This is quite a long video, and seeing as vita brevis, I don’t expect many to actually watch the whole thing, but it’s quite an instructive, albeit maddening, exercise do so.
You may recall that at the start of the 112th session of Congress, highly juiced by Tea Party sentiments, House Republicans implemented a new rule stating that all bills must include a statement “citing as specifically as practicable the power or powers granted to Congress” to enact the measure. But how does that work when the measure being proposed is blatantly unconstitutional? Well, just watch and see!
I look forward to future bills being introduced into Congress by Democratic lawmakers with an incoherent, “uga booga baka bonga” preamble and seeing whether the same standard of technical rigour will be applied with respect to the new constitutional justification rule…
The following video is posted in honour of the Republicans’ ridiculous stunt today celebrating their takeover of the House of Representatives by reading the U.S. Constitution on the House floor. A “superceded” version of the Constitution, it should be noted; one that conveniently allowed them to omit of its more problematic aspects, like the part assigning slaves the value of 3/5 of a person. A wag at the WP with impeccable timing cleverly described this as “Huck Finning” the document.
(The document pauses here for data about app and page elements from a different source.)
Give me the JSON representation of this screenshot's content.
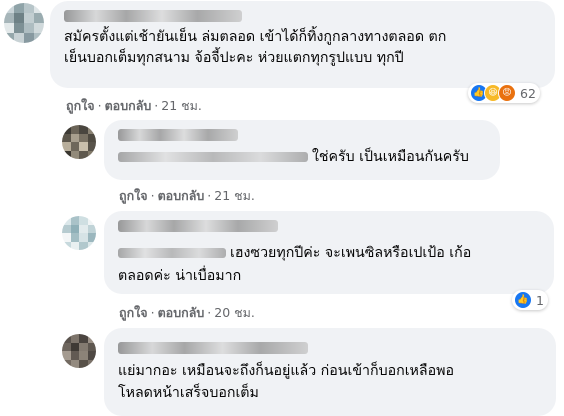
{
  "comments": [
    {
      "text_lines": [
        "สมัครตั้งแต่เช้ายันเย็น ล่มตลอด เข้าได้ก็ทิ้งกูกลางทางตลอด ตก",
        "เย็นบอกเต็มทุกสนาม จ้อจี้ปะคะ ห่วยแตกทุกรูปแบบ ทุกปี"
      ],
      "like_label": "ถูกใจ",
      "reply_label": "ตอบกลับ",
      "time": "21 ชม.",
      "reaction_icons": [
        "like-reaction",
        "haha-reaction",
        "angry-reaction"
      ],
      "reaction_count": "62"
    },
    {
      "text_lines": [
        "ใช่ครับ เป็นเหมือนกันครับ"
      ],
      "like_label": "ถูกใจ",
      "reply_label": "ตอบกลับ",
      "time": "21 ชม."
    },
    {
      "text_lines": [
        "เฮงซวยทุกปีค่ะ จะเพนซิลหรือเปเป้อ เก้อ",
        "ตลอดค่ะ น่าเบื่อมาก"
      ],
      "like_label": "ถูกใจ",
      "reply_label": "ตอบกลับ",
      "time": "20 ชม.",
      "reaction_icons": [
        "like-reaction"
      ],
      "reaction_count": "1"
    },
    {
      "text_lines": [
        "แย่มากอะ เหมือนจะถึงก็นอยู่แล้ว ก่อนเข้าก็บอกเหลือพอ",
        "โหลดหน้าเสร็จบอกเต็ม"
      ]
    }
  ],
  "colors": {
    "bubble": "#f0f2f5",
    "secondary_text": "#65676b",
    "like_blue": "#1877f2",
    "haha_yellow": "#f7b928",
    "angry_orange": "#e9710f"
  }
}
As Matt Yglesias said: “Just kind of sweeping this all under the rug transforms the gesture into a silly and inaccurate deification of a practical document written by human beings…” Ironically, it’s also a repudiation of the firmly held belief by (most usually right-wing) constitutional fundamentalists that America’s founding document is somehow fixed in amber.
I’m sure all the legal scholars populating the ranks of the Teabag movement will fully appreciate congressman Nadler’s objection to the prohibitive Congressional initiative regarding proposed suspension of funding for the Association of Community Organizations for Reform Now (“ACORN”) that unfortunately violates Article I, Section 9, paragraph 3 of the Constitution.
I’d be highly amused to see the result of rounding up a hundred (a thousand or even 1.8 million) “teabaggers” who are endlessly nattering on about the Constitution and asking them to explain what a bill of attainder is…